- EXERCISE GOAL
Except for the images, repeat the entries below word for word.

BEGIN PROVIDED MATERIAL

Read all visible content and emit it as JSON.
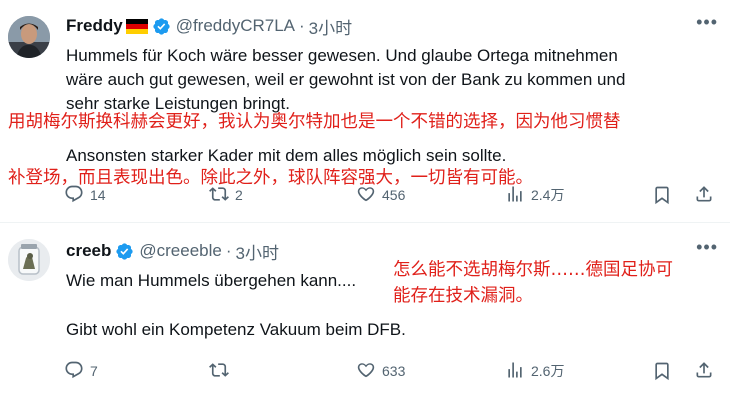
{
  "tweets": [
    {
      "name": "Freddy",
      "handle": "@freddyCR7LA",
      "dot": "·",
      "time": "3小时",
      "lines": [
        "Hummels für Koch wäre besser gewesen. Und glaube Ortega mitnehmen",
        "wäre auch gut gewesen, weil er gewohnt ist von der Bank zu kommen und",
        "sehr starke Leistungen bringt.",
        "Ansonsten starker Kader mit dem alles möglich sein sollte."
      ],
      "annotations": [
        "用胡梅尔斯换科赫会更好，我认为奥尔特加也是一个不错的选择，因为他习惯替",
        "补登场，而且表现出色。除此之外，球队阵容强大，一切皆有可能。"
      ],
      "stats": {
        "replies": "14",
        "reposts": "2",
        "likes": "456",
        "views": "2.4万"
      }
    },
    {
      "name": "creeb",
      "handle": "@creeeble",
      "dot": "·",
      "time": "3小时",
      "lines": [
        "Wie man Hummels übergehen kann....",
        "Gibt wohl ein Kompetenz Vakuum beim DFB."
      ],
      "annotations": [
        "怎么能不选胡梅尔斯……德国足协可",
        "能存在技术漏洞。"
      ],
      "stats": {
        "replies": "7",
        "reposts": "",
        "likes": "633",
        "views": "2.6万"
      }
    }
  ],
  "icons": {
    "verified": "verified-badge-icon",
    "more": "more-icon",
    "reply": "reply-icon",
    "repost": "repost-icon",
    "like": "like-icon",
    "views": "views-icon",
    "bookmark": "bookmark-icon",
    "share": "share-icon"
  },
  "colors": {
    "annotation": "#e0201a",
    "verified": "#1d9bf0",
    "muted": "#536471"
  }
}
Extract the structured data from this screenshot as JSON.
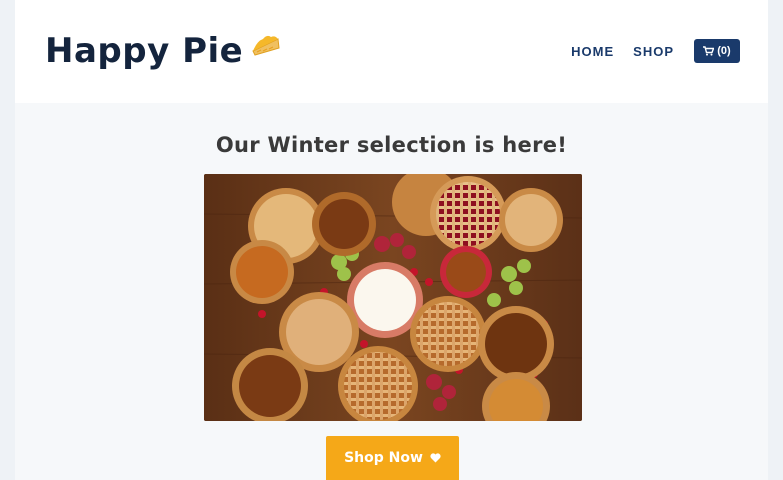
{
  "brand": {
    "name": "Happy Pie",
    "logo_icon": "pie-slice-icon"
  },
  "nav": {
    "items": [
      {
        "label": "HOME"
      },
      {
        "label": "SHOP"
      }
    ],
    "cart": {
      "icon": "cart-icon",
      "label": "(0)"
    }
  },
  "main": {
    "headline": "Our Winter selection is here!",
    "hero_image": {
      "subject": "pies-platter"
    },
    "cta": {
      "label": "Shop Now",
      "icon": "heart-icon"
    }
  },
  "colors": {
    "navy": "#1a3a6b",
    "logo_text": "#14243d",
    "cta_orange": "#f5a818",
    "background": "#f6f8fa"
  }
}
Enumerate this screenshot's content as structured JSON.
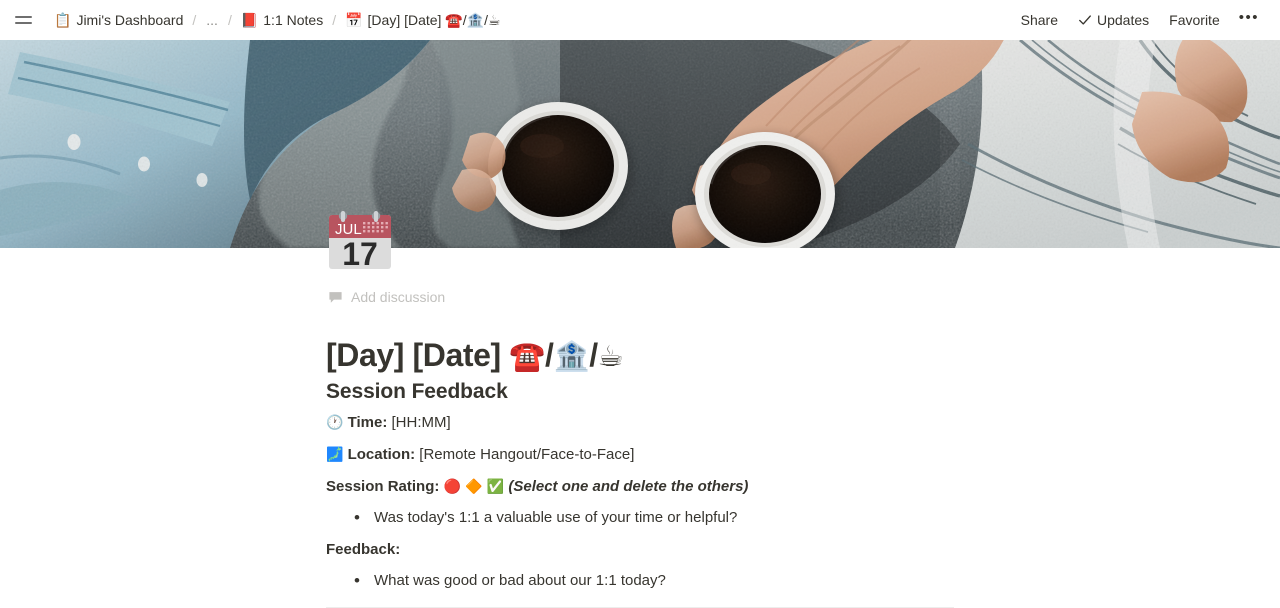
{
  "topbar": {
    "menu_icon": "hamburger-menu-icon",
    "breadcrumbs": [
      {
        "icon": "clipboard-emoji",
        "glyph": "📋",
        "label": "Jimi's Dashboard"
      },
      {
        "icon": "ellipsis",
        "glyph": "",
        "label": "..."
      },
      {
        "icon": "closed-book-emoji",
        "glyph": "📕",
        "label": "1:1 Notes"
      },
      {
        "icon": "calendar-emoji",
        "glyph": "📅",
        "label": "[Day] [Date] ☎️/🏦/☕"
      }
    ],
    "separator": "/",
    "actions": {
      "share": "Share",
      "updates": "Updates",
      "updates_icon": "checkmark-icon",
      "favorite": "Favorite",
      "more": "•••",
      "more_icon": "more-options-icon"
    }
  },
  "cover": {
    "alt": "Two people holding paper cups of black coffee, overhead view on a grey textured surface",
    "icon_emoji": "calendar-emoji",
    "icon_month": "JUL",
    "icon_day": "17"
  },
  "discussion": {
    "icon": "comment-icon",
    "label": "Add discussion"
  },
  "page": {
    "title_text": "[Day] [Date] ",
    "title_emoji_1": "☎️",
    "title_emoji_2": "🏦",
    "title_emoji_3": "☕",
    "title_slash": "/"
  },
  "body": {
    "section_heading": "Session Feedback",
    "time": {
      "icon": "clock-emoji",
      "glyph": "🕐",
      "label": "Time:",
      "value": "[HH:MM]"
    },
    "location": {
      "icon": "map-emoji",
      "glyph": "🗾",
      "label": "Location:",
      "value": "[Remote Hangout/Face-to-Face]"
    },
    "rating": {
      "label": "Session Rating:",
      "options": [
        "🔴",
        "🔶",
        "✅"
      ],
      "hint": "(Select one and delete the others)"
    },
    "rating_bullets": [
      "Was today's 1:1 a valuable use of your time or helpful?"
    ],
    "feedback": {
      "label": "Feedback:",
      "bullets": [
        "What was good or bad about our 1:1 today?"
      ]
    }
  },
  "colors": {
    "text": "#37352f",
    "muted": "#c2c1be",
    "divider": "#ededec",
    "calendar_red": "#b8545f"
  }
}
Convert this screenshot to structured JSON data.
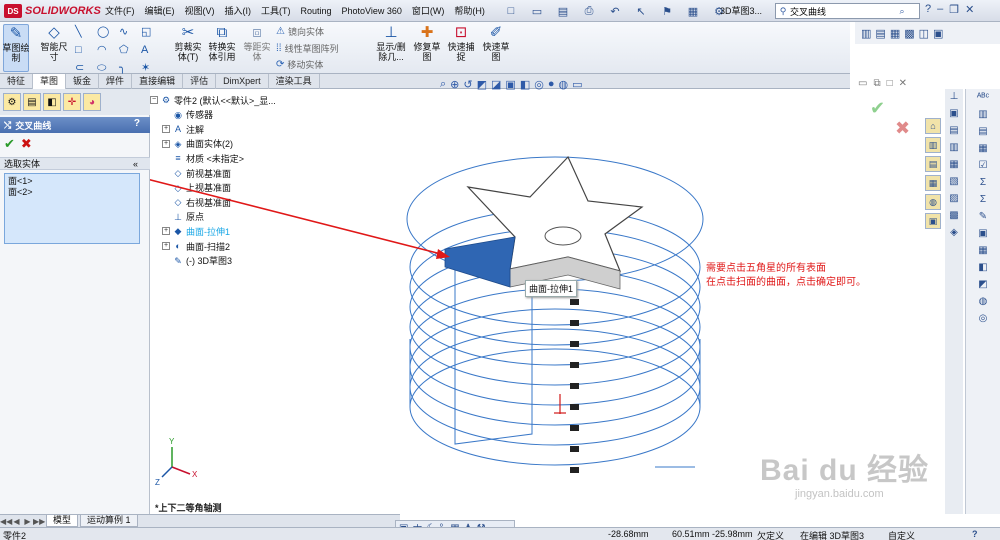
{
  "app": {
    "brand": "SOLIDWORKS",
    "brand_badge": "DS",
    "document_title": "3D草图3..."
  },
  "menu": [
    "文件(F)",
    "编辑(E)",
    "视图(V)",
    "插入(I)",
    "工具(T)",
    "Routing",
    "PhotoView 360",
    "窗口(W)",
    "帮助(H)"
  ],
  "search": {
    "value": "交叉曲线"
  },
  "commands": {
    "sketch": "草图绘\n制",
    "smart_dim": "智能尺\n寸",
    "trim": "剪裁实\n体(T)",
    "convert": "转换实\n体引用",
    "offset": "等距实\n体",
    "mirror": "镜向实体",
    "linear_pattern": "线性草图阵列",
    "move": "移动实体",
    "show_delete": "显示/删\n除几...",
    "repair": "修复草\n图",
    "quick_snaps": "快速捕\n捉",
    "rapid_sketch": "快速草\n图"
  },
  "tabs": [
    "特征",
    "草图",
    "钣金",
    "焊件",
    "直接编辑",
    "评估",
    "DimXpert",
    "渲染工具"
  ],
  "active_tab": "草图",
  "property_manager": {
    "title": "交叉曲线",
    "help": "?",
    "ok": "✔",
    "cancel": "✖",
    "section_title": "选取实体",
    "section_chevron": "«",
    "selections": [
      "面<1>",
      "面<2>"
    ]
  },
  "tree": [
    {
      "label": "零件2  (默认<<默认>_显...",
      "expander": "⊟",
      "icon": "⚙",
      "selected": false
    },
    {
      "label": "传感器",
      "expander": "",
      "icon": "◉",
      "selected": false
    },
    {
      "label": "注解",
      "expander": "⊞",
      "icon": "A",
      "selected": false
    },
    {
      "label": "曲面实体(2)",
      "expander": "⊞",
      "icon": "◈",
      "selected": false
    },
    {
      "label": "材质 <未指定>",
      "expander": "",
      "icon": "≡",
      "selected": false
    },
    {
      "label": "前视基准面",
      "expander": "",
      "icon": "◇",
      "selected": false
    },
    {
      "label": "上视基准面",
      "expander": "",
      "icon": "◇",
      "selected": false
    },
    {
      "label": "右视基准面",
      "expander": "",
      "icon": "◇",
      "selected": false
    },
    {
      "label": "原点",
      "expander": "",
      "icon": "⊥",
      "selected": false
    },
    {
      "label": "曲面-拉伸1",
      "expander": "⊞",
      "icon": "◆",
      "selected": true
    },
    {
      "label": "曲面-扫描2",
      "expander": "⊞",
      "icon": "◐",
      "selected": false
    },
    {
      "label": "(-) 3D草图3",
      "expander": "",
      "icon": "✎",
      "selected": false
    }
  ],
  "viewport": {
    "tooltip": "曲面-拉伸1",
    "annotation_line1": "需要点击五角星的所有表面",
    "annotation_line2": "在点击扫面的曲面，点击确定即可。",
    "view_name": "*上下二等角轴测",
    "watermark": "Bai du 经验",
    "watermark_url": "jingyan.baidu.com",
    "accent": "#3a78c8",
    "annotation_color": "#e01818"
  },
  "bottom_tabs": [
    "模型",
    "运动算例 1"
  ],
  "active_bottom_tab": "模型",
  "status": {
    "doc": "零件2",
    "x": "-28.68mm",
    "y": "60.51mm",
    "z": "-25.98mm",
    "state": "欠定义",
    "editing": "在编辑 3D草图3",
    "custom": "自定义",
    "help": "?"
  }
}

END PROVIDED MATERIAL

- YOUR RESPONSE
Read all visible content and emit it as JSON.
{
  "tweets": [
    {
      "name": "Freddy",
      "handle": "@freddyCR7LA",
      "dot": "·",
      "time": "3小时",
      "lines": [
        "Hummels für Koch wäre besser gewesen. Und glaube Ortega mitnehmen",
        "wäre auch gut gewesen, weil er gewohnt ist von der Bank zu kommen und",
        "sehr starke Leistungen bringt.",
        "Ansonsten starker Kader mit dem alles möglich sein sollte."
      ],
      "annotations": [
        "用胡梅尔斯换科赫会更好，我认为奥尔特加也是一个不错的选择，因为他习惯替",
        "补登场，而且表现出色。除此之外，球队阵容强大，一切皆有可能。"
      ],
      "stats": {
        "replies": "14",
        "reposts": "2",
        "likes": "456",
        "views": "2.4万"
      }
    },
    {
      "name": "creeb",
      "handle": "@creeeble",
      "dot": "·",
      "time": "3小时",
      "lines": [
        "Wie man Hummels übergehen kann....",
        "Gibt wohl ein Kompetenz Vakuum beim DFB."
      ],
      "annotations": [
        "怎么能不选胡梅尔斯……德国足协可",
        "能存在技术漏洞。"
      ],
      "stats": {
        "replies": "7",
        "reposts": "",
        "likes": "633",
        "views": "2.6万"
      }
    }
  ],
  "icons": {
    "verified": "verified-badge-icon",
    "more": "more-icon",
    "reply": "reply-icon",
    "repost": "repost-icon",
    "like": "like-icon",
    "views": "views-icon",
    "bookmark": "bookmark-icon",
    "share": "share-icon"
  },
  "colors": {
    "annotation": "#e0201a",
    "verified": "#1d9bf0",
    "muted": "#536471"
  }
}
Extract the structured data from this screenshot as JSON.
{
  "brand": {
    "name": "Happy Pie",
    "logo_icon": "pie-slice-icon"
  },
  "nav": {
    "items": [
      {
        "label": "HOME"
      },
      {
        "label": "SHOP"
      }
    ],
    "cart": {
      "icon": "cart-icon",
      "label": "(0)"
    }
  },
  "main": {
    "headline": "Our Winter selection is here!",
    "hero_image": {
      "subject": "pies-platter"
    },
    "cta": {
      "label": "Shop Now",
      "icon": "heart-icon"
    }
  },
  "colors": {
    "navy": "#1a3a6b",
    "logo_text": "#14243d",
    "cta_orange": "#f5a818",
    "background": "#f6f8fa"
  }
}
Enumerate this screenshot's content as structured JSON.
{
  "topbar": {
    "menu_icon": "hamburger-menu-icon",
    "breadcrumbs": [
      {
        "icon": "clipboard-emoji",
        "glyph": "📋",
        "label": "Jimi's Dashboard"
      },
      {
        "icon": "ellipsis",
        "glyph": "",
        "label": "..."
      },
      {
        "icon": "closed-book-emoji",
        "glyph": "📕",
        "label": "1:1 Notes"
      },
      {
        "icon": "calendar-emoji",
        "glyph": "📅",
        "label": "[Day] [Date] ☎️/🏦/☕"
      }
    ],
    "separator": "/",
    "actions": {
      "share": "Share",
      "updates": "Updates",
      "updates_icon": "checkmark-icon",
      "favorite": "Favorite",
      "more": "•••",
      "more_icon": "more-options-icon"
    }
  },
  "cover": {
    "alt": "Two people holding paper cups of black coffee, overhead view on a grey textured surface",
    "icon_emoji": "calendar-emoji",
    "icon_month": "JUL",
    "icon_day": "17"
  },
  "discussion": {
    "icon": "comment-icon",
    "label": "Add discussion"
  },
  "page": {
    "title_text": "[Day] [Date] ",
    "title_emoji_1": "☎️",
    "title_emoji_2": "🏦",
    "title_emoji_3": "☕",
    "title_slash": "/"
  },
  "body": {
    "section_heading": "Session Feedback",
    "time": {
      "icon": "clock-emoji",
      "glyph": "🕐",
      "label": "Time:",
      "value": "[HH:MM]"
    },
    "location": {
      "icon": "map-emoji",
      "glyph": "🗾",
      "label": "Location:",
      "value": "[Remote Hangout/Face-to-Face]"
    },
    "rating": {
      "label": "Session Rating:",
      "options": [
        "🔴",
        "🔶",
        "✅"
      ],
      "hint": "(Select one and delete the others)"
    },
    "rating_bullets": [
      "Was today's 1:1 a valuable use of your time or helpful?"
    ],
    "feedback": {
      "label": "Feedback:",
      "bullets": [
        "What was good or bad about our 1:1 today?"
      ]
    }
  },
  "colors": {
    "text": "#37352f",
    "muted": "#c2c1be",
    "divider": "#ededec",
    "calendar_red": "#b8545f"
  }
}
Convert this screenshot to structured JSON data.
{
  "app": {
    "brand": "SOLIDWORKS",
    "brand_badge": "DS",
    "document_title": "3D草图3..."
  },
  "menu": [
    "文件(F)",
    "编辑(E)",
    "视图(V)",
    "插入(I)",
    "工具(T)",
    "Routing",
    "PhotoView 360",
    "窗口(W)",
    "帮助(H)"
  ],
  "search": {
    "value": "交叉曲线"
  },
  "commands": {
    "sketch": "草图绘\n制",
    "smart_dim": "智能尺\n寸",
    "trim": "剪裁实\n体(T)",
    "convert": "转换实\n体引用",
    "offset": "等距实\n体",
    "mirror": "镜向实体",
    "linear_pattern": "线性草图阵列",
    "move": "移动实体",
    "show_delete": "显示/删\n除几...",
    "repair": "修复草\n图",
    "quick_snaps": "快速捕\n捉",
    "rapid_sketch": "快速草\n图"
  },
  "tabs": [
    "特征",
    "草图",
    "钣金",
    "焊件",
    "直接编辑",
    "评估",
    "DimXpert",
    "渲染工具"
  ],
  "active_tab": "草图",
  "property_manager": {
    "title": "交叉曲线",
    "help": "?",
    "ok": "✔",
    "cancel": "✖",
    "section_title": "选取实体",
    "section_chevron": "«",
    "selections": [
      "面<1>",
      "面<2>"
    ]
  },
  "tree": [
    {
      "label": "零件2  (默认<<默认>_显...",
      "expander": "⊟",
      "icon": "⚙",
      "selected": false
    },
    {
      "label": "传感器",
      "expander": "",
      "icon": "◉",
      "selected": false
    },
    {
      "label": "注解",
      "expander": "⊞",
      "icon": "A",
      "selected": false
    },
    {
      "label": "曲面实体(2)",
      "expander": "⊞",
      "icon": "◈",
      "selected": false
    },
    {
      "label": "材质 <未指定>",
      "expander": "",
      "icon": "≡",
      "selected": false
    },
    {
      "label": "前视基准面",
      "expander": "",
      "icon": "◇",
      "selected": false
    },
    {
      "label": "上视基准面",
      "expander": "",
      "icon": "◇",
      "selected": false
    },
    {
      "label": "右视基准面",
      "expander": "",
      "icon": "◇",
      "selected": false
    },
    {
      "label": "原点",
      "expander": "",
      "icon": "⊥",
      "selected": false
    },
    {
      "label": "曲面-拉伸1",
      "expander": "⊞",
      "icon": "◆",
      "selected": true
    },
    {
      "label": "曲面-扫描2",
      "expander": "⊞",
      "icon": "◐",
      "selected": false
    },
    {
      "label": "(-) 3D草图3",
      "expander": "",
      "icon": "✎",
      "selected": false
    }
  ],
  "viewport": {
    "tooltip": "曲面-拉伸1",
    "annotation_line1": "需要点击五角星的所有表面",
    "annotation_line2": "在点击扫面的曲面，点击确定即可。",
    "view_name": "*上下二等角轴测",
    "watermark": "Bai du 经验",
    "watermark_url": "jingyan.baidu.com",
    "accent": "#3a78c8",
    "annotation_color": "#e01818"
  },
  "bottom_tabs": [
    "模型",
    "运动算例 1"
  ],
  "active_bottom_tab": "模型",
  "status": {
    "doc": "零件2",
    "x": "-28.68mm",
    "y": "60.51mm",
    "z": "-25.98mm",
    "state": "欠定义",
    "editing": "在编辑 3D草图3",
    "custom": "自定义",
    "help": "?"
  }
}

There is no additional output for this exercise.